In the killer opener of this chapter, awash in hyperbole, the Apostle Paul presents scenarios where people perform monumentally impressive or sacrificial acts—but don’t have love. The assessment is startling: Those people have nothing. Have gained nothing.
Here’s the formula Paul is proposing: Extraordinary giftedness – Agape love = Nothing.
Let that sink in for a minute.
… What that means for marriage is clear. You can be a responsible, charming, attractive, fun-loving, successful, intelligent, respected individual, admired and esteemed by everyone. You can be, by all standards, an ideal spouse. But if your marriage is not fueled by a strong and durable commitment to sacrificially love your mate, it’s not a Christian marriage. It’s a façade.
What love doesn’t say
Translation: Love isn’t defined by all the feels. By existing in a vacuum of happiness or never having to apologize. By smooth sailing in your relationship (“We never argue!”).
In fact, that kind of “love” may be the most fake—because it doesn’t do the hard, committed work of genuine love.
Instead, the verses elaborate on the indicators lighting up real love: Patience. Kindness. Humility. Generosity. Gentleness. Virtuosity. Honesty. Tenacity. Resilience.
Here’s what those verses don’t say:
Love is emotion. It feels goooood. It accomplishes its own dreams. Love never argues, never lays down what it truly wants, never hamstrings its personal comfort or convenience. It is good-looking in all things (faking when necessary); protective of one’s time, energy, career, and future; it makes sure others pull their weight. Love always says whatever it’s thinking.
Love sticks around till emotion do us part.
Real love: Start here
If you’re wondering if Mindi ever said “I love you” back … she did!
Now married, Hayden and Mindi are learning to real-love each other every day.
Spoiler: Aside from those first few years, genuine love is frequently counter to what comes naturally for anyone. But real-love marriage is less about us and more about Christ, the Ultimate Model of Love.

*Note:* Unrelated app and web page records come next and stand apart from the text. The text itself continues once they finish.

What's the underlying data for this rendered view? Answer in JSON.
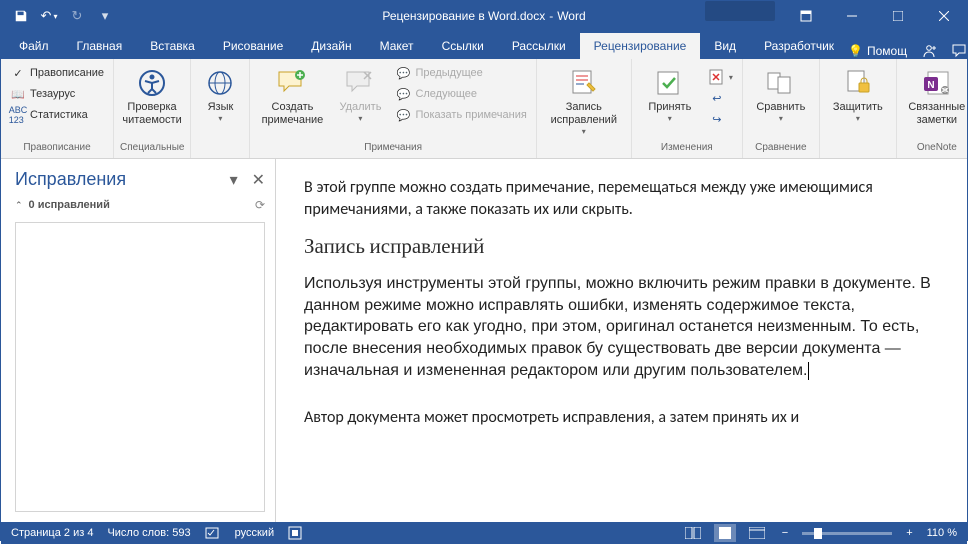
{
  "title": {
    "doc": "Рецензирование в Word.docx",
    "sep": "-",
    "app": "Word"
  },
  "tabs": [
    "Файл",
    "Главная",
    "Вставка",
    "Рисование",
    "Дизайн",
    "Макет",
    "Ссылки",
    "Рассылки",
    "Рецензирование",
    "Вид",
    "Разработчик"
  ],
  "active_tab_index": 8,
  "tell_me": "Помощ",
  "ribbon": {
    "group1": {
      "label": "Правописание",
      "spelling": "Правописание",
      "thesaurus": "Тезаурус",
      "stats": "Статистика"
    },
    "group2": {
      "label": "Специальные",
      "readability": "Проверка читаемости"
    },
    "group3": {
      "label": "",
      "language": "Язык"
    },
    "group4": {
      "label": "Примечания",
      "new_comment": "Создать примечание",
      "delete": "Удалить",
      "prev": "Предыдущее",
      "next": "Следующее",
      "show": "Показать примечания"
    },
    "group5": {
      "label": "",
      "track": "Запись исправлений"
    },
    "group6": {
      "label": "Изменения",
      "accept": "Принять"
    },
    "group7": {
      "label": "Сравнение",
      "compare": "Сравнить"
    },
    "group8": {
      "label": "",
      "protect": "Защитить"
    },
    "group9": {
      "label": "OneNote",
      "onenote": "Связанные заметки"
    }
  },
  "sidebar": {
    "title": "Исправления",
    "subcount": "0 исправлений"
  },
  "document": {
    "p1": "В этой группе можно создать примечание, перемещаться между уже имеющимися примечаниями, а также показать их или скрыть.",
    "h1": "Запись исправлений",
    "p2": "Используя инструменты этой группы, можно включить режим правки в документе. В данном режиме можно исправлять ошибки, изменять содержимое текста, редактировать его как угодно, при этом, оригинал останется неизменным. То есть, после внесения необходимых правок бу существовать две версии документа — изначальная и измененная редактором или другим пользователем.",
    "p3": "Автор документа может просмотреть исправления, а затем принять их и"
  },
  "status": {
    "page": "Страница 2 из 4",
    "words": "Число слов: 593",
    "lang": "русский",
    "zoom": "110 %"
  }
}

After all, “By this we know love, that he laid down his life for us, and we ought to lay down our lives” (1 John 3:16).
If this is true—that genuine love is revealed in its sacrifice for the other (its patience, kindness, humility, etc.)—real love is a gut-punch to its imitations.
Personal happiness and self-actualization as goals rarely deliver. Our naive expectations lead us to fragile, exacting relationships. When they fail, we’re left jaded and resentful.

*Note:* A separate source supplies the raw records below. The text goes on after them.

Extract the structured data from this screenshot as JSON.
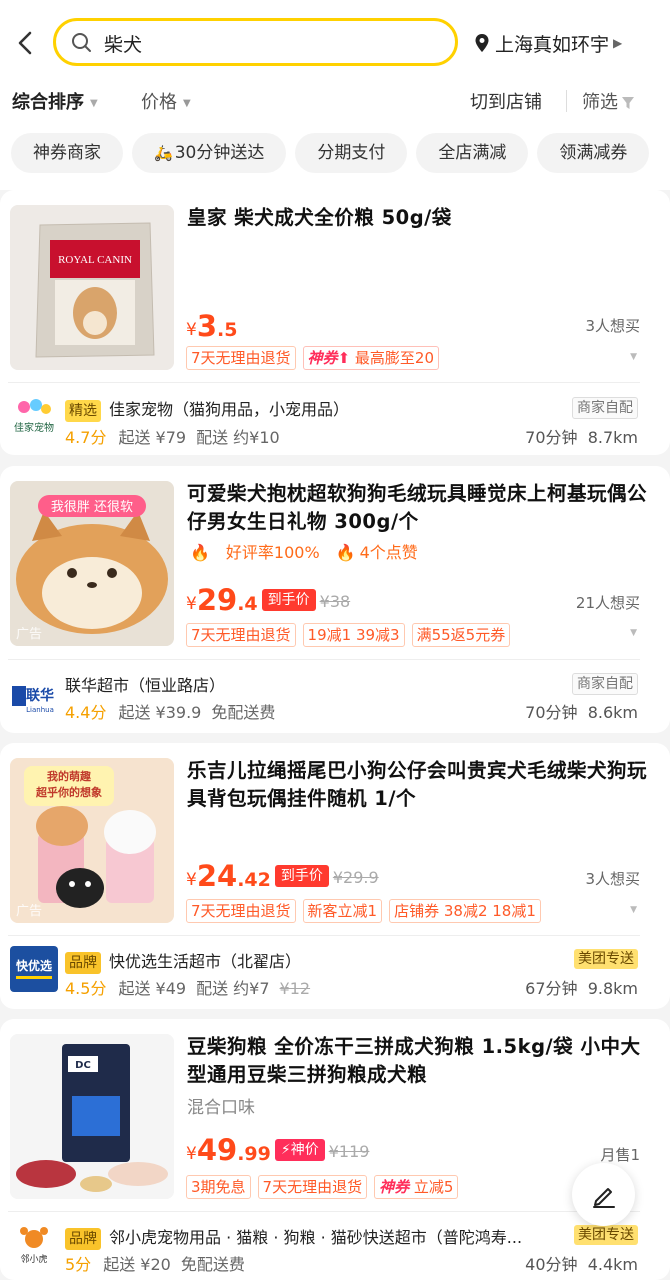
{
  "header": {
    "search_query": "柴犬",
    "location": "上海真如环宇"
  },
  "sort_bar": {
    "comprehensive": "综合排序",
    "price": "价格",
    "switch_to_store": "切到店铺",
    "filter": "筛选"
  },
  "filter_chips": [
    "神券商家",
    "30分钟送达",
    "分期支付",
    "全店满减",
    "领满减券"
  ],
  "products": [
    {
      "title": "皇家 柴犬成犬全价粮 50g/袋",
      "price_int": "3",
      "price_dec": ".5",
      "want": "3人想买",
      "tags": [
        "7天无理由退货"
      ],
      "promo_label": "神券",
      "promo_text": "最高膨至20",
      "shop": {
        "badge": "精选",
        "name": "佳家宠物（猫狗用品，小宠用品）",
        "rating": "4.7分",
        "min_order": "起送 ¥79",
        "delivery": "配送 约¥10",
        "time": "70分钟",
        "distance": "8.7km",
        "ship_tag": "商家自配",
        "logo_text": "佳家宠物"
      },
      "image_text": "ROYAL CANIN"
    },
    {
      "title": "可爱柴犬抱枕超软狗狗毛绒玩具睡觉床上柯基玩偶公仔男女生日礼物 300g/个",
      "hot": [
        "好评率100%",
        "4个点赞"
      ],
      "price_int": "29",
      "price_dec": ".4",
      "final_label": "到手价",
      "old_price": "¥38",
      "want": "21人想买",
      "tags": [
        "7天无理由退货",
        "19减1 39减3",
        "满55返5元券"
      ],
      "ad_label": "广告",
      "image_banner": "我很胖 还很软",
      "shop": {
        "name": "联华超市（恒业路店）",
        "rating": "4.4分",
        "min_order": "起送 ¥39.9",
        "delivery": "免配送费",
        "time": "70分钟",
        "distance": "8.6km",
        "ship_tag": "商家自配",
        "logo_text": "联华",
        "logo_sub": "Lianhua"
      }
    },
    {
      "title": "乐吉儿拉绳摇尾巴小狗公仔会叫贵宾犬毛绒柴犬狗玩具背包玩偶挂件随机 1/个",
      "price_int": "24",
      "price_dec": ".42",
      "final_label": "到手价",
      "old_price": "¥29.9",
      "want": "3人想买",
      "tags": [
        "7天无理由退货",
        "新客立减1",
        "店铺券 38减2 18减1"
      ],
      "ad_label": "广告",
      "image_banner": "我的萌趣 超乎你的想象",
      "shop": {
        "badge": "品牌",
        "name": "快优选生活超市（北翟店）",
        "rating": "4.5分",
        "min_order": "起送 ¥49",
        "delivery": "配送 约¥7",
        "delivery_old": "¥12",
        "time": "67分钟",
        "distance": "9.8km",
        "ship_tag": "美团专送",
        "logo_text": "快优选"
      }
    },
    {
      "title": "豆柴狗粮 全价冻干三拼成犬狗粮 1.5kg/袋 小中大型通用豆柴三拼狗粮成犬粮",
      "flavor": "混合口味",
      "price_int": "49",
      "price_dec": ".99",
      "final_label": "神价",
      "old_price": "¥119",
      "want": "月售1",
      "tags": [
        "3期免息",
        "7天无理由退货"
      ],
      "promo_label": "神券",
      "promo_text": "立减5",
      "shop": {
        "badge": "品牌",
        "name": "邻小虎宠物用品 · 猫粮 · 狗粮 · 猫砂快送超市（普陀鸿寿...",
        "rating": "5分",
        "min_order": "起送 ¥20",
        "delivery": "免配送费",
        "time": "40分钟",
        "distance": "4.4km",
        "ship_tag": "美团专送",
        "logo_text": "邻小虎"
      }
    }
  ],
  "colors": {
    "accent_yellow": "#ffd100",
    "price_red": "#ff4a1a"
  }
}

The path to intimacy, fulfillment, partnership, and even the emotion we seek traffics directly through self-death—desiring the true good of the other. As Lepine clarifies, “With real love, self is not ignored. But it takes a back seat to helping your spouse flourish.”

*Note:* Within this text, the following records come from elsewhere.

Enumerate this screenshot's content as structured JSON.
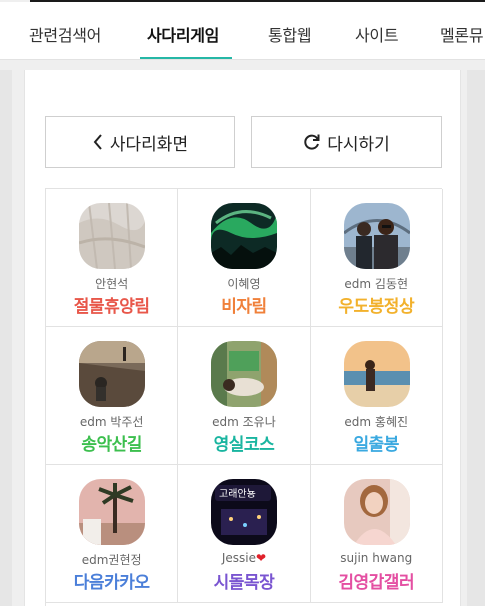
{
  "tabs": [
    {
      "label": "관련검색어",
      "active": false
    },
    {
      "label": "사다리게임",
      "active": true
    },
    {
      "label": "통합웹",
      "active": false
    },
    {
      "label": "사이트",
      "active": false
    },
    {
      "label": "멜론뮤",
      "active": false
    }
  ],
  "accent_color": "#25b7a6",
  "buttons": {
    "back_label": "사다리화면",
    "back_icon": "chevron-left-icon",
    "retry_label": "다시하기",
    "retry_icon": "refresh-icon"
  },
  "results": [
    {
      "name": "안현석",
      "place": "절물휴양림",
      "place_color": "#e8574a",
      "photo": "fabric-photo"
    },
    {
      "name": "이혜영",
      "place": "비자림",
      "place_color": "#f0803a",
      "photo": "aurora-photo"
    },
    {
      "name": "edm 김동현",
      "place": "우도봉정상",
      "place_color": "#f2b12c",
      "photo": "couple-bridge-photo"
    },
    {
      "name": "edm 박주선",
      "place": "송악산길",
      "place_color": "#3cbf4e",
      "photo": "beach-child-photo"
    },
    {
      "name": "edm 조유나",
      "place": "영실코스",
      "place_color": "#19b5a0",
      "photo": "reading-person-photo"
    },
    {
      "name": "edm 홍혜진",
      "place": "일출봉",
      "place_color": "#3aa9e0",
      "photo": "sunset-beach-photo"
    },
    {
      "name": "edm권현정",
      "place": "다음카카오",
      "place_color": "#4b7fd9",
      "photo": "palm-tree-photo"
    },
    {
      "name": "Jessie",
      "name_suffix": "❤",
      "place": "시돌목장",
      "place_color": "#7a55d1",
      "photo": "night-sign-photo",
      "photo_text": "고래안뇽"
    },
    {
      "name": "sujin hwang",
      "place": "김영갑갤러",
      "place_color": "#e44fa2",
      "photo": "woman-portrait-photo"
    }
  ]
}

Want to know if your love is real? If it first aims to honor God then your spouse, you’ve got the makings of a love that lasts.
Copyright © 2020 Janel Breitenstein. All rights reserved.
Janel Breitenstein is an author, freelance writer, speaker, and frequent contributor for FamilyLife, including Passport2Identity®, Art of Parenting®, and regular articles. After five and a half years in East Africa, her family of six has returned to Colorado, where they continue to work on behalf of the poor with Engineering Ministries International. Her book, Permanent Markers: Spiritual Life Skills for Work-in-Progress Families (Zondervan), releases March 2021. You can find her—“The Awkward Mom”—having uncomfortable, important conversations at JanelBreitenstein.com, and on Instagram @janelbreit.